WORK TASK — For the entries below, say how many lines hold the word "marker", with the number as the only reply.

*** Opening DATA TO EXAMINE ***

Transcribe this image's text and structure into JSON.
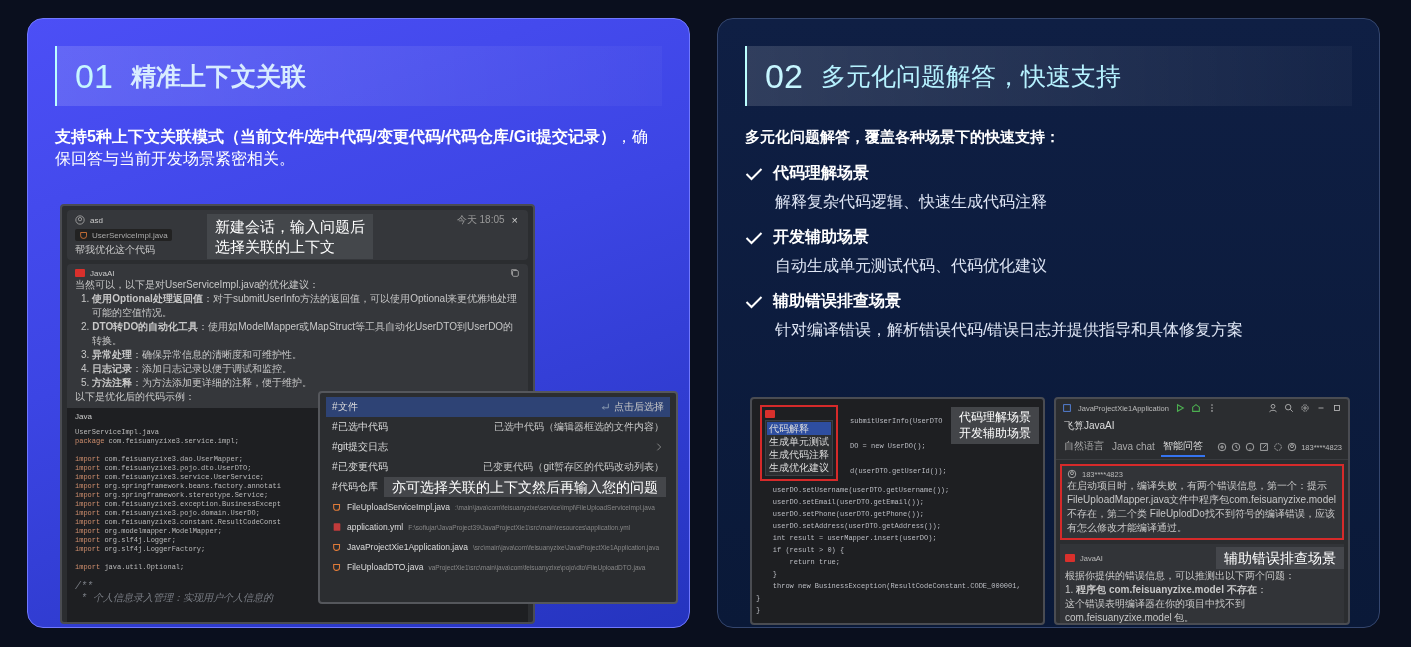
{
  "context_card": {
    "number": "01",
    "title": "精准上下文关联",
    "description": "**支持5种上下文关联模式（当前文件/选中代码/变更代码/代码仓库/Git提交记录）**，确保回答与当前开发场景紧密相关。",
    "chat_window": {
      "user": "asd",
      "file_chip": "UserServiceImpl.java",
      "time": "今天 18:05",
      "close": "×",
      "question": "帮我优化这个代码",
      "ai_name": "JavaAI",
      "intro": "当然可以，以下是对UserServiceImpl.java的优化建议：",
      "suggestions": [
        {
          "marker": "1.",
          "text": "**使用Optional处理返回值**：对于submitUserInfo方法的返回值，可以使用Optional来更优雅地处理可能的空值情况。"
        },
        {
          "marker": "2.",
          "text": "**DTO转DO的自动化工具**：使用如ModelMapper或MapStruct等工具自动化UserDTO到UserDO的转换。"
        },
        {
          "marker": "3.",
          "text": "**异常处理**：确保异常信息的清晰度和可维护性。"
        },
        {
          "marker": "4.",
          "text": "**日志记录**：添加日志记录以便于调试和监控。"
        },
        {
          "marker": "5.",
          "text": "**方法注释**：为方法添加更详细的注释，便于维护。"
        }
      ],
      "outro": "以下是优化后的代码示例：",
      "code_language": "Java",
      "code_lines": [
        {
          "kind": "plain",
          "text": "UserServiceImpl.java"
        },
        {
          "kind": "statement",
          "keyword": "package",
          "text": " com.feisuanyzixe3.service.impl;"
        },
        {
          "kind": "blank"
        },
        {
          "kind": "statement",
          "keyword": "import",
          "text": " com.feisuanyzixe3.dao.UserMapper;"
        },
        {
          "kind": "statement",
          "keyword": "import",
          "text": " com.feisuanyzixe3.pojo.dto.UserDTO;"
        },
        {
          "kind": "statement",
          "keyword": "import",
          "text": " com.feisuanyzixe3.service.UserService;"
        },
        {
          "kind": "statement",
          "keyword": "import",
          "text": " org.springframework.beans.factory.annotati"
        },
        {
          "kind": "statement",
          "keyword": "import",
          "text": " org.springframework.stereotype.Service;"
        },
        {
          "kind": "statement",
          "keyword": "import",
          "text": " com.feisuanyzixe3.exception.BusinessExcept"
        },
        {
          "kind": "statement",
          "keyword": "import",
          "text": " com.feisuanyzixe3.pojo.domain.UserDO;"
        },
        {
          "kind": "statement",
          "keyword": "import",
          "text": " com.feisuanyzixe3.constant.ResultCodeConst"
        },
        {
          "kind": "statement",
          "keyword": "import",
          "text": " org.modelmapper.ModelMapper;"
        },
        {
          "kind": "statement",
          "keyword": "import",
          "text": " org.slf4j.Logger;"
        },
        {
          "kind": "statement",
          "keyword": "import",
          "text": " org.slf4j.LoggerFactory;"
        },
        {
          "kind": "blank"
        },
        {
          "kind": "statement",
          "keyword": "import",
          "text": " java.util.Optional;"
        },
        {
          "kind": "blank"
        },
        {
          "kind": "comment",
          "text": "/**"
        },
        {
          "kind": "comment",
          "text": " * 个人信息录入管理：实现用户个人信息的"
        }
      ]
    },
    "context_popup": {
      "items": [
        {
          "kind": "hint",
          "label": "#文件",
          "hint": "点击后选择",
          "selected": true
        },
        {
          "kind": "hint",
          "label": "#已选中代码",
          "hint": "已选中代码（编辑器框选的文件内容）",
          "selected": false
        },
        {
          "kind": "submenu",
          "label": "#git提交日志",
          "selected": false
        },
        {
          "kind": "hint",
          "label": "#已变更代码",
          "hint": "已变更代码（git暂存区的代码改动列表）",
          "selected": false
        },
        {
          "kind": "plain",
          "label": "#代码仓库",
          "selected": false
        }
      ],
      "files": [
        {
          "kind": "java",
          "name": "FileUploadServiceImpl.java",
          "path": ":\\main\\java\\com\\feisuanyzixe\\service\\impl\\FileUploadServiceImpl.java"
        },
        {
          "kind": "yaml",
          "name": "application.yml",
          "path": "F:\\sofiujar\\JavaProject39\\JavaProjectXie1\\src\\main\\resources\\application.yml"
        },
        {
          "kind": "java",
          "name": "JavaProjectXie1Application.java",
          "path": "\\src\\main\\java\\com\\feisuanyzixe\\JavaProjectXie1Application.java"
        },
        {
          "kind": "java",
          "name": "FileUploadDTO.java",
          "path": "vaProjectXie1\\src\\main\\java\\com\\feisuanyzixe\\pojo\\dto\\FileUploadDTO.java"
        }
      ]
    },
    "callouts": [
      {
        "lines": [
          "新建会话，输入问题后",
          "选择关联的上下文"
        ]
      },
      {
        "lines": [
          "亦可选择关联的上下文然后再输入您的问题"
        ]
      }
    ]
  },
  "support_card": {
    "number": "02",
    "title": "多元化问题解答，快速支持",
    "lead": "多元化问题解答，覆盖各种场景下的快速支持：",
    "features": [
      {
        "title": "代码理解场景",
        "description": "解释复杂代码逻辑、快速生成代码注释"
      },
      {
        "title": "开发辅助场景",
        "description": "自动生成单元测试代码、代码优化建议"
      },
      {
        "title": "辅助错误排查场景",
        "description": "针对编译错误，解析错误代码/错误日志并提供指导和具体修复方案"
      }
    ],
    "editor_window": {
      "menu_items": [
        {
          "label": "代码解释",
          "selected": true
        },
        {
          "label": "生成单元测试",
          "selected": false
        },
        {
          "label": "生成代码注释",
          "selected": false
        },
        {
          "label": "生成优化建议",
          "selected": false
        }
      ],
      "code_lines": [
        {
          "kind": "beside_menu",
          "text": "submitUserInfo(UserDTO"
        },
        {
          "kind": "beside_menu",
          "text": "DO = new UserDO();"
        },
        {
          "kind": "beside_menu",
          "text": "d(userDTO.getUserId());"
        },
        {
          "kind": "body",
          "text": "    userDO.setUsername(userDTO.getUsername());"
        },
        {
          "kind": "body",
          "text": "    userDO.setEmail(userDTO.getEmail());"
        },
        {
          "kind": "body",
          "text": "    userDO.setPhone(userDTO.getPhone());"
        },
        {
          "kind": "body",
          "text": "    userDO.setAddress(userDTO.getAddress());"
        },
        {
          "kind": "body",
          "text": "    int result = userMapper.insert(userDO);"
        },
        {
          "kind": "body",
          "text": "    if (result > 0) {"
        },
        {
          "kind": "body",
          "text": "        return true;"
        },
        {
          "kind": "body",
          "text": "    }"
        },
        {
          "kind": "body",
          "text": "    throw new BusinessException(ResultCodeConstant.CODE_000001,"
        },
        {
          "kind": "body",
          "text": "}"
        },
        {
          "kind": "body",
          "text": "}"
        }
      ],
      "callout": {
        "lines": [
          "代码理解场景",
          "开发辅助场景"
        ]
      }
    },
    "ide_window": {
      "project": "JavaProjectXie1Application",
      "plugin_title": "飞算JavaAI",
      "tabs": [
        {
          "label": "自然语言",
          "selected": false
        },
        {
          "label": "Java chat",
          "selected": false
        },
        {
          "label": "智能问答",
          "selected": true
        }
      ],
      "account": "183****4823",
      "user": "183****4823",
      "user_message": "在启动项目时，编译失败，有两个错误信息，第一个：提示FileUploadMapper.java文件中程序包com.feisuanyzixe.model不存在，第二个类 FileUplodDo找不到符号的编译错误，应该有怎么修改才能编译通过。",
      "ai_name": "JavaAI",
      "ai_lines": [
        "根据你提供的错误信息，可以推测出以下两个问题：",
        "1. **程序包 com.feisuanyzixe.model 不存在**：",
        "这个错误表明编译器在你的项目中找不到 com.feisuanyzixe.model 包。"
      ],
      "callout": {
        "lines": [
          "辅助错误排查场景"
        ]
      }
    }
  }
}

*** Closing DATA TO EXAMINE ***
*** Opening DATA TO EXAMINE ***

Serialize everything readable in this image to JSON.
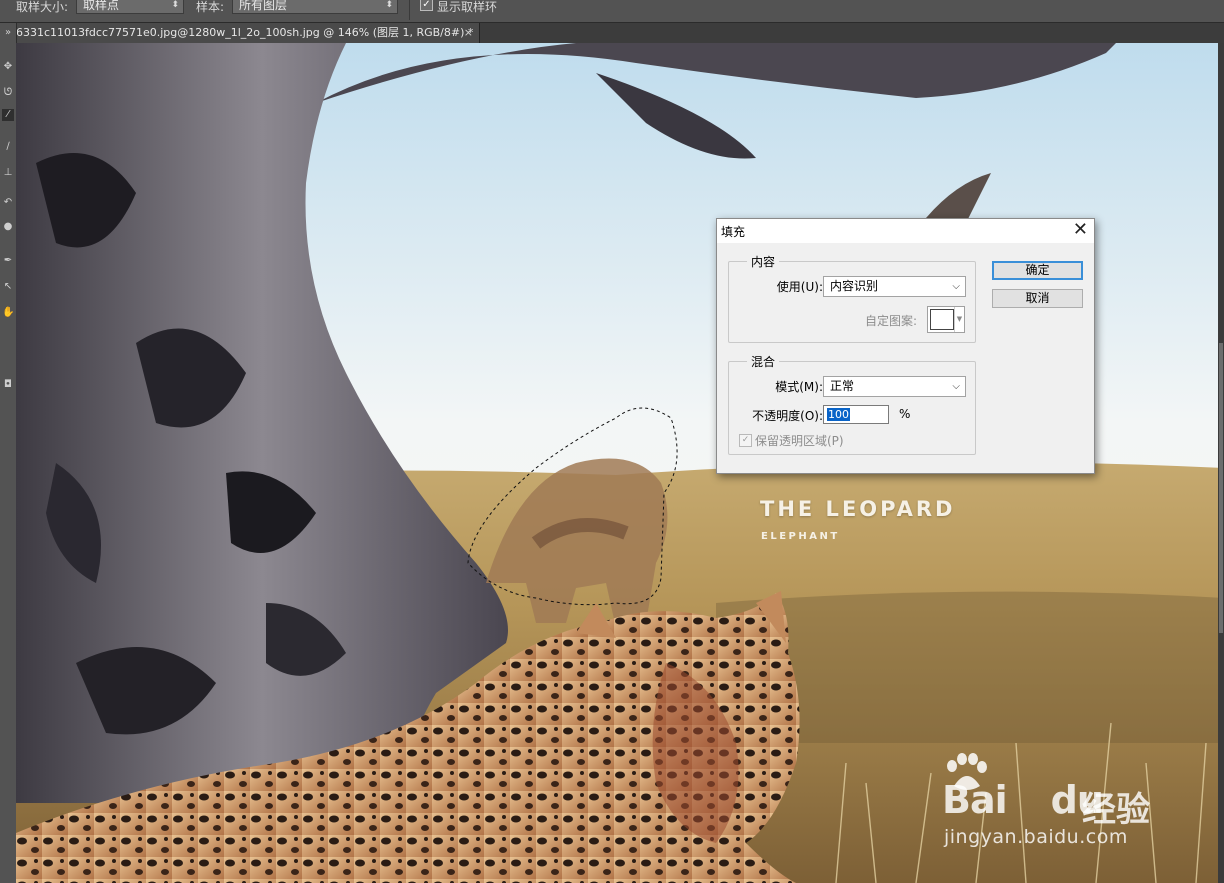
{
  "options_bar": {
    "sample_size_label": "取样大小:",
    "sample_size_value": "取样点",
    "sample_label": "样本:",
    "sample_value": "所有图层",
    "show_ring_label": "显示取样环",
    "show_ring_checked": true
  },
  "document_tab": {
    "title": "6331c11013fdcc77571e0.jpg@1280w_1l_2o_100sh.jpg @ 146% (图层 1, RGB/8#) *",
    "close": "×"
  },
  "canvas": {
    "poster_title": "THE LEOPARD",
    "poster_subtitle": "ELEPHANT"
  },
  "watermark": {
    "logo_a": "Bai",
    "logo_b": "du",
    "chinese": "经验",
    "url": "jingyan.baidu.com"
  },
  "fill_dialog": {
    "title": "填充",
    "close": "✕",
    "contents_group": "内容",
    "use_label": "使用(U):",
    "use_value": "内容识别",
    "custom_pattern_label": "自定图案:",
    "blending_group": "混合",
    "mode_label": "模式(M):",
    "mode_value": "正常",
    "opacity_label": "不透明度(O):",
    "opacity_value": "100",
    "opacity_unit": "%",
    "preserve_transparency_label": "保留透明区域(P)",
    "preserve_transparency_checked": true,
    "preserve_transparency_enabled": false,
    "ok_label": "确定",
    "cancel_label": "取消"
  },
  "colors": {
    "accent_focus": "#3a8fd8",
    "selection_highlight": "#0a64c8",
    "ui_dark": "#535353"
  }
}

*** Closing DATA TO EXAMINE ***
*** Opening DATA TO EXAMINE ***

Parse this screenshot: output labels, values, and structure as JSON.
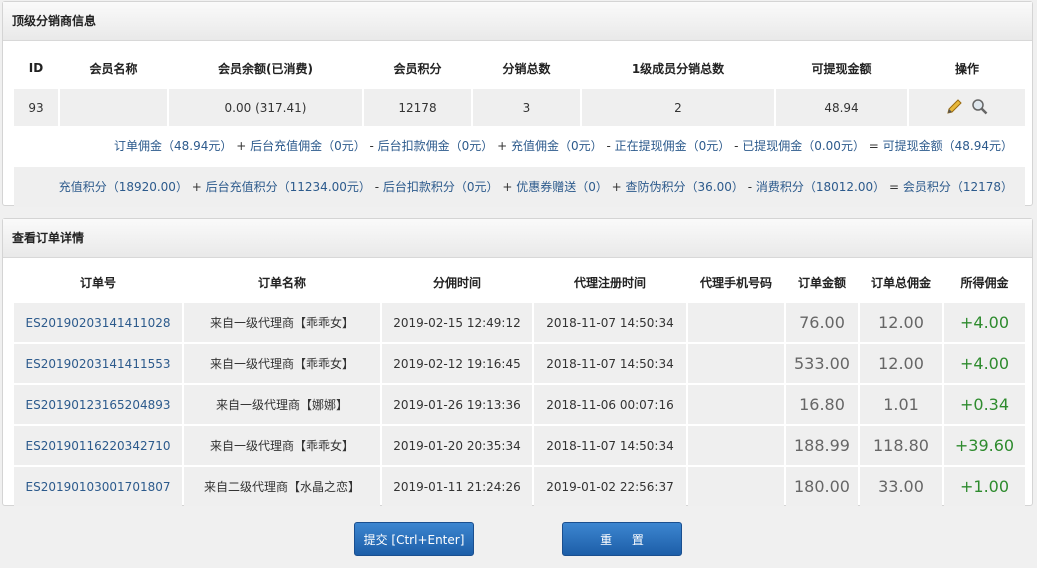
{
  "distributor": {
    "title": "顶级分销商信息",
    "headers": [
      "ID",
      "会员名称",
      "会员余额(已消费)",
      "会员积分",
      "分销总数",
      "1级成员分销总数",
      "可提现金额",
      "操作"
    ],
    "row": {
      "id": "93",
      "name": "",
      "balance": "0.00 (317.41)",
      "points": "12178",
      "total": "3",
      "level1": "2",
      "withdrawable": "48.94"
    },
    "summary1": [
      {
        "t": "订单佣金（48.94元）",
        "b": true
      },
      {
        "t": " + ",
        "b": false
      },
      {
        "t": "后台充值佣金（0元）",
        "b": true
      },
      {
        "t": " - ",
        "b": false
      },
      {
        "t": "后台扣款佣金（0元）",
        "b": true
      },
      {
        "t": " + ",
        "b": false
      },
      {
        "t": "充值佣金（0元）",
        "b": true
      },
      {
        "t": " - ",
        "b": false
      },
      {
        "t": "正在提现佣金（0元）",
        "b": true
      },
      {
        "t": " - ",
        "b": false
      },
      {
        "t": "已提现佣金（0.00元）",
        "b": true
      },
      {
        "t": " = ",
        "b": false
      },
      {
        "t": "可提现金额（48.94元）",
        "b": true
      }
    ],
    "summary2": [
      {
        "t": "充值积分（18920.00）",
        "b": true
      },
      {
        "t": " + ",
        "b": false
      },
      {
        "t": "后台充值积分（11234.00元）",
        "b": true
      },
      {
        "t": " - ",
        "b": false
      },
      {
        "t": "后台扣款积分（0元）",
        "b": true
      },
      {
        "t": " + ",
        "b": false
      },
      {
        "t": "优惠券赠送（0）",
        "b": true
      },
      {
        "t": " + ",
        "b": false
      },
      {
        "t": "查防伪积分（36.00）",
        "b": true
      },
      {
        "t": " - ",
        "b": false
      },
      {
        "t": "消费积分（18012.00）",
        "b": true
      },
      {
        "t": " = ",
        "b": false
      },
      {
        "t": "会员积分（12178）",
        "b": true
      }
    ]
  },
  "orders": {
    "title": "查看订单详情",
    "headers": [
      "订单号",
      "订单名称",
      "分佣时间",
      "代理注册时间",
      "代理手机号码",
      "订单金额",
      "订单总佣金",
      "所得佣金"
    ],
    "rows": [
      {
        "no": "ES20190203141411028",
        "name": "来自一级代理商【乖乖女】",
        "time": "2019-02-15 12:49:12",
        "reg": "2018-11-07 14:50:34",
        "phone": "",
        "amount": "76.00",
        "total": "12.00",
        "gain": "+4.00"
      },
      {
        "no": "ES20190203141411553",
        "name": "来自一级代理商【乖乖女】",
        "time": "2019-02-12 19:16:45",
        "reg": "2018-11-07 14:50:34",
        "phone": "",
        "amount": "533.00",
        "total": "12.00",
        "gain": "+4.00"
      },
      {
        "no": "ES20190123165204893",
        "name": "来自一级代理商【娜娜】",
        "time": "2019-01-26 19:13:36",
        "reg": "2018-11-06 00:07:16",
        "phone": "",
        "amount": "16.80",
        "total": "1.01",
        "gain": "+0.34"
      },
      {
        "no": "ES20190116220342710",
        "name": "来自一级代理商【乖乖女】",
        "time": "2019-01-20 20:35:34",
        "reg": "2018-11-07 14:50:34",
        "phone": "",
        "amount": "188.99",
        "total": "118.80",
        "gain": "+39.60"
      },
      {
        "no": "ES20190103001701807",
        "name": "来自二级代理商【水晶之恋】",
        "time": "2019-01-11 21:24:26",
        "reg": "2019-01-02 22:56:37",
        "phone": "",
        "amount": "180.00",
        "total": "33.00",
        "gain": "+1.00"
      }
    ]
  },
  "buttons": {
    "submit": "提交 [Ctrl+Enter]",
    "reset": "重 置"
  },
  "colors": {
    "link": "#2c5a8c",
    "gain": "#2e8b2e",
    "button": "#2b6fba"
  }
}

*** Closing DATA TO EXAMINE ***

TASK SOLUTION — 5